I’ve never thought of what I do in the kitchen each day as being particularly revolutionary, but after reading Michael Pollan’s newest book, Cooked: A Natural History of Transformation, I’m now convinced that the act of cooking is actually very powerful. Not only does cooking meals at home ensure a healthier and happier family, but it also rejects the processed-food industry in favour of a better, more sustainable food system. Cooking reduces dependency and makes us more self-sufficient in a highly specialized consumer economy. It provides a deeper understanding of the natural world, of animals and seasons, and even of history.
Cooked is divided into four parts, “one for each of the great transformations of nature into the culture we call cooking.” These transformations also correspond to the four classical elements: fire, water, air, and earth. Pollan embarks on a quest to better understand each of these styles of cooking and to improve his own cooking skills in the process. ‘Fire’ is a foray into the world of Southern barbecue. ‘Water’ is about braising meats and vegetables in the kitchen. ‘Air’ is a quest to make the perfect loaf of bread. ‘Earth’ explores the art of fermenting, which relies on fungi and bacteria to “creatively destruct” food.
As a devoted home cook who spends at least three hours a day in the kitchen, I particularly enjoyed Pollan’s glorification of the seemingly mundane and repetitive tasks that I do on a regular basis, such as chopping onions, browning meat, simmering stock, and kneading dough. The significance of these steps often becomes lost in the frantic daily rush to get food on the table, but Pollan makes my efforts feel worthwhile.Even more compelling are Pollan’s arguments for how the act of cooking can repair the damage caused by outsourcing meal production to corporations. Cooking could do much to reverse the tide of poor health. Americans spend a mere twenty-seven minutes preparing meals each day; ironically, more time is spent watching food being cooked on TV than actually cooking it. One food-industry researcher tells Pollan, “You want Americans to eat less? I have the diet for you. Cook it yourself. Eat anything you want – just as long as you’re willing to cook it yourself.”
“Handling these plants and animals, taking back the production and the preparation of even just some part of our food, has the salutary effect of making visible again many of the lines of connection that the supermarket and the “home-meal replacement” have succeeded in obscuring, yet of course never actually eliminated. To do so is to take back a measure of responsibility, too, to become, at the very least, a little less glib in one’s pronouncements.”

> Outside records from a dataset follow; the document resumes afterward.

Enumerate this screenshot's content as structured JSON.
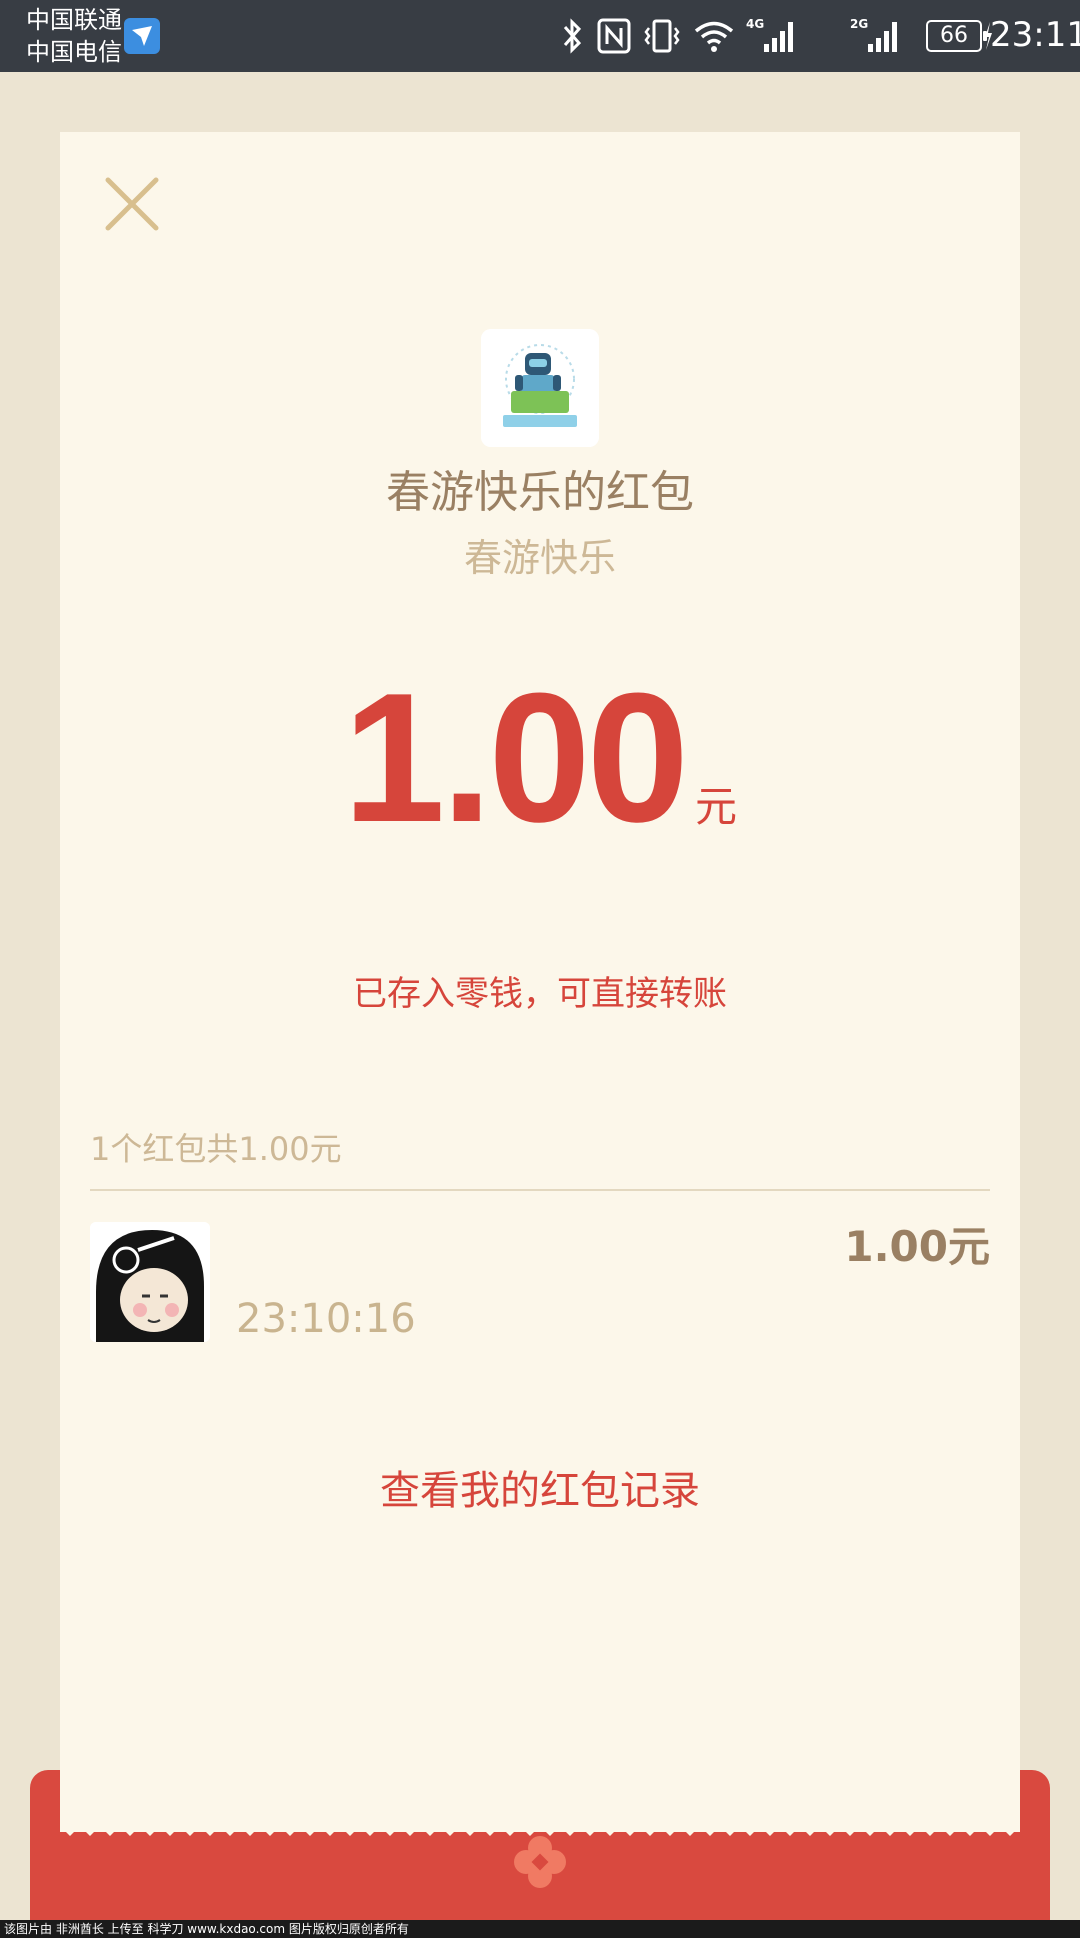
{
  "status_bar": {
    "carrier_1": "中国联通",
    "carrier_2": "中国电信",
    "battery": "66",
    "network_1": "4G",
    "network_2": "2G",
    "time": "23:11",
    "icons": [
      "carrier-app-icon",
      "bluetooth-icon",
      "nfc-icon",
      "vibrate-icon",
      "wifi-icon",
      "signal-4g-icon",
      "signal-2g-icon",
      "battery-icon",
      "charging-icon"
    ]
  },
  "packet": {
    "title": "春游快乐的红包",
    "subtitle": "春游快乐",
    "amount": "1.00",
    "unit": "元",
    "saved_note": "已存入零钱，可直接转账"
  },
  "records": {
    "summary": "1个红包共1.00元",
    "items": [
      {
        "time": "23:10:16",
        "amount": "1.00元"
      }
    ]
  },
  "history_link": "查看我的红包记录",
  "watermark": "该图片由  非洲酋长  上传至  科学刀  www.kxdao.com  图片版权归原创者所有",
  "colors": {
    "accent_red": "#d6453b",
    "gold_text": "#9a8063",
    "card_bg": "#fcf7ea",
    "page_bg": "#ece4d2"
  }
}
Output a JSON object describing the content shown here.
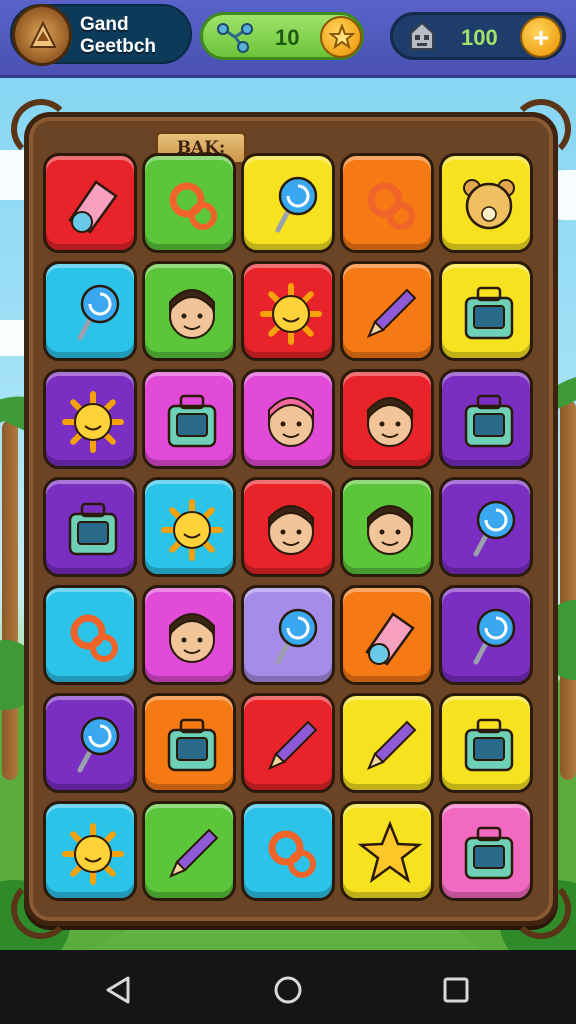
{
  "header": {
    "title_line1": "Gand",
    "title_line2": "Geetbch",
    "gems": {
      "value": "10",
      "icon": "molecule-icon",
      "button_icon": "star-icon"
    },
    "coins": {
      "value": "100",
      "icon": "robot-icon",
      "button_icon": "plus-icon",
      "button_label": "+"
    }
  },
  "board": {
    "sign_label": "BAK:",
    "tiles": [
      {
        "color": "#e8242a",
        "icon": "eraser-icon"
      },
      {
        "color": "#5cc63a",
        "icon": "magnifier-tool-icon"
      },
      {
        "color": "#f6e21e",
        "icon": "lollipop-key-icon"
      },
      {
        "color": "#f57a14",
        "icon": "gear-tools-icon"
      },
      {
        "color": "#f6e21e",
        "icon": "teddy-bear-icon"
      },
      {
        "color": "#2bc3e8",
        "icon": "balloon-icon"
      },
      {
        "color": "#5cc63a",
        "icon": "man-hat-avatar-icon"
      },
      {
        "color": "#e8242a",
        "icon": "sun-face-icon"
      },
      {
        "color": "#f57a14",
        "icon": "pencil-icon"
      },
      {
        "color": "#f6e21e",
        "icon": "briefcase-icon"
      },
      {
        "color": "#7a2ec2",
        "icon": "sun-gear-icon"
      },
      {
        "color": "#e24ad8",
        "icon": "walkie-talkie-icon"
      },
      {
        "color": "#e24ad8",
        "icon": "pink-hair-avatar-icon"
      },
      {
        "color": "#e8242a",
        "icon": "man-avatar-icon"
      },
      {
        "color": "#7a2ec2",
        "icon": "leaf-box-icon"
      },
      {
        "color": "#7a2ec2",
        "icon": "toy-box-icon"
      },
      {
        "color": "#2bc3e8",
        "icon": "smiling-sun-icon"
      },
      {
        "color": "#e8242a",
        "icon": "boy-avatar-icon"
      },
      {
        "color": "#5cc63a",
        "icon": "explorer-avatar-icon"
      },
      {
        "color": "#7a2ec2",
        "icon": "robot-pin-icon"
      },
      {
        "color": "#2bc3e8",
        "icon": "gear-ring-icon"
      },
      {
        "color": "#e24ad8",
        "icon": "girl-avatar-icon"
      },
      {
        "color": "#a78be8",
        "icon": "pouch-icon"
      },
      {
        "color": "#f57a14",
        "icon": "wrench-icon"
      },
      {
        "color": "#7a2ec2",
        "icon": "spiral-lollipop-icon"
      },
      {
        "color": "#7a2ec2",
        "icon": "ice-cream-icon"
      },
      {
        "color": "#f57a14",
        "icon": "radio-device-icon"
      },
      {
        "color": "#e8242a",
        "icon": "pen-icon"
      },
      {
        "color": "#f6e21e",
        "icon": "marker-icon"
      },
      {
        "color": "#f6e21e",
        "icon": "tablet-icon"
      },
      {
        "color": "#2bc3e8",
        "icon": "sun-icon"
      },
      {
        "color": "#5cc63a",
        "icon": "crayon-icon"
      },
      {
        "color": "#2bc3e8",
        "icon": "rings-icon"
      },
      {
        "color": "#f6e21e",
        "icon": "star-icon"
      },
      {
        "color": "#f26ac0",
        "icon": "shopping-bag-icon"
      }
    ]
  },
  "navbar": {
    "back_icon": "back-triangle-icon",
    "home_icon": "home-circle-icon",
    "recents_icon": "recents-square-icon"
  }
}
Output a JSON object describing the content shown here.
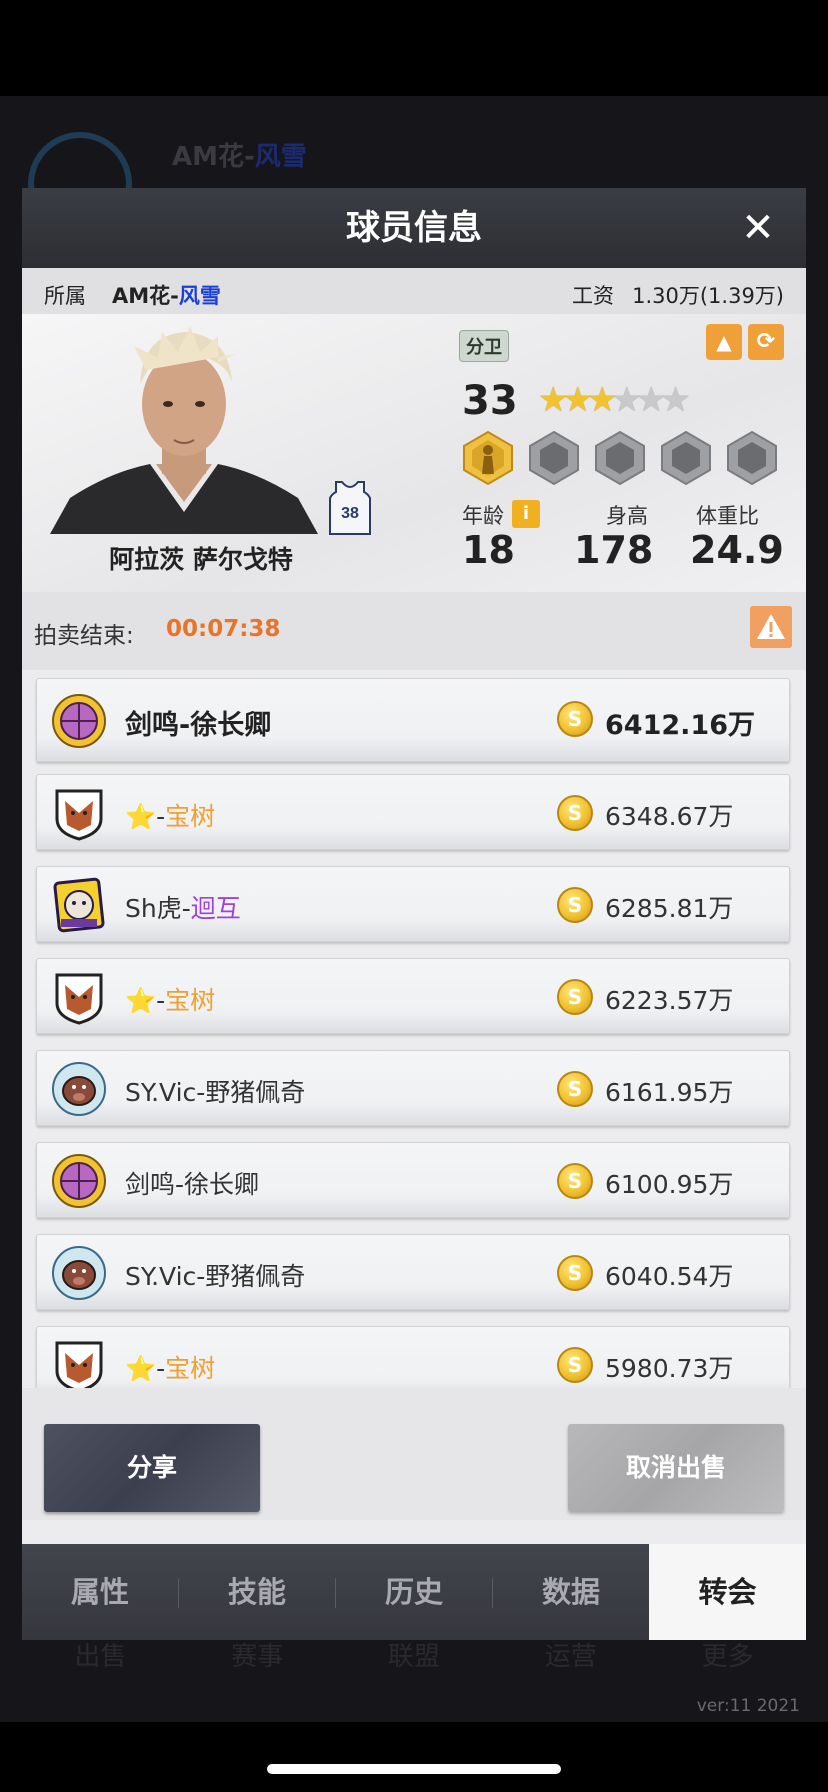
{
  "background": {
    "team_label": "AM花-",
    "team_label_blue": "风雪",
    "nav": [
      "出售",
      "赛事",
      "联盟",
      "运营",
      "更多"
    ],
    "version": "ver:11  2021"
  },
  "modal": {
    "title": "球员信息",
    "close": "✕"
  },
  "info_bar": {
    "affiliation_label": "所属",
    "affiliation_team_prefix": "AM花-",
    "affiliation_team_suffix": "风雪",
    "salary_label": "工资",
    "salary_value": "1.30万(1.39万)"
  },
  "player": {
    "name": "阿拉茨 萨尔戈特",
    "jersey_number": "38",
    "position": "分卫",
    "overall": "33",
    "stars_filled": 3,
    "stars_total": 6,
    "age_label": "年龄",
    "age": "18",
    "height_label": "身高",
    "height": "178",
    "weight_ratio_label": "体重比",
    "weight_ratio": "24.9"
  },
  "auction": {
    "label": "拍卖结束:",
    "time": "00:07:38"
  },
  "bids": [
    {
      "prefix": "剑鸣-徐长卿",
      "highlight": "",
      "highlight_color": "",
      "amount": "6412.16万",
      "logo": "basketball-badge-icon"
    },
    {
      "prefix": "⭐-",
      "highlight": "宝树",
      "highlight_color": "orange",
      "amount": "6348.67万",
      "logo": "boar-shield-icon"
    },
    {
      "prefix": "Sh虎-",
      "highlight": "迴互",
      "highlight_color": "purple",
      "amount": "6285.81万",
      "logo": "tiger-emblem-icon"
    },
    {
      "prefix": "⭐-",
      "highlight": "宝树",
      "highlight_color": "orange",
      "amount": "6223.57万",
      "logo": "boar-shield-icon"
    },
    {
      "prefix": "SY.Vic-野猪佩奇",
      "highlight": "",
      "highlight_color": "",
      "amount": "6161.95万",
      "logo": "boar-round-icon"
    },
    {
      "prefix": "剑鸣-徐长卿",
      "highlight": "",
      "highlight_color": "",
      "amount": "6100.95万",
      "logo": "basketball-badge-icon"
    },
    {
      "prefix": "SY.Vic-野猪佩奇",
      "highlight": "",
      "highlight_color": "",
      "amount": "6040.54万",
      "logo": "boar-round-icon"
    },
    {
      "prefix": "⭐-",
      "highlight": "宝树",
      "highlight_color": "orange",
      "amount": "5980.73万",
      "logo": "boar-shield-icon"
    }
  ],
  "buttons": {
    "share": "分享",
    "cancel_sale": "取消出售"
  },
  "tabs": [
    "属性",
    "技能",
    "历史",
    "数据",
    "转会"
  ],
  "active_tab": "转会",
  "coin_symbol": "S"
}
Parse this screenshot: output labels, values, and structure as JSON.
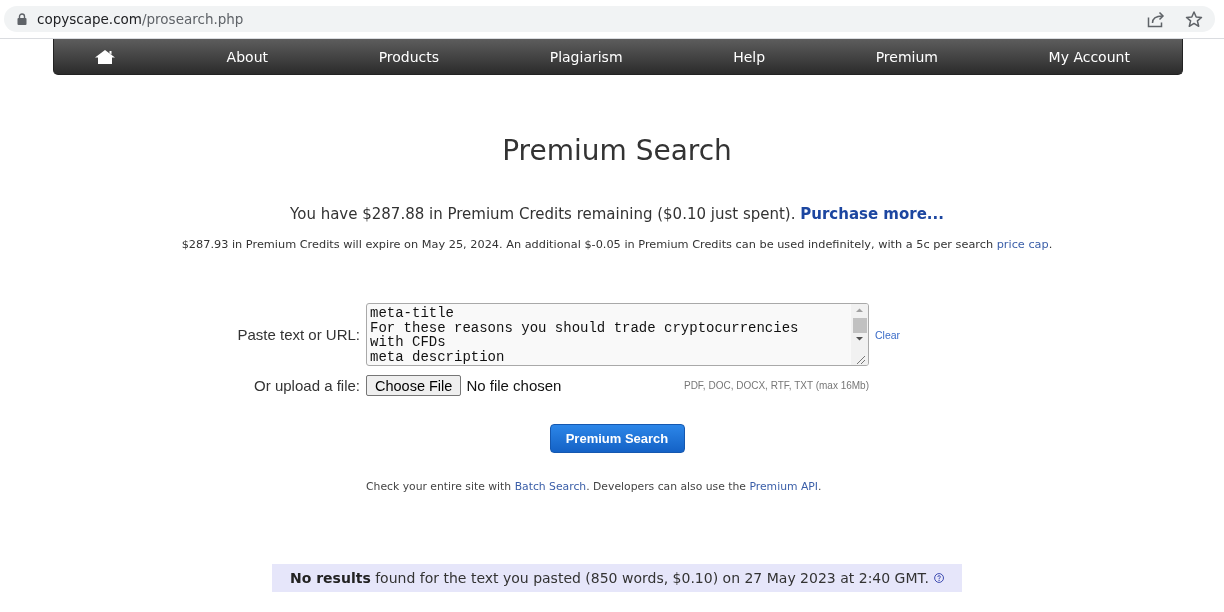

Cooked is an inspiring call to global action that’s accessible to everyone.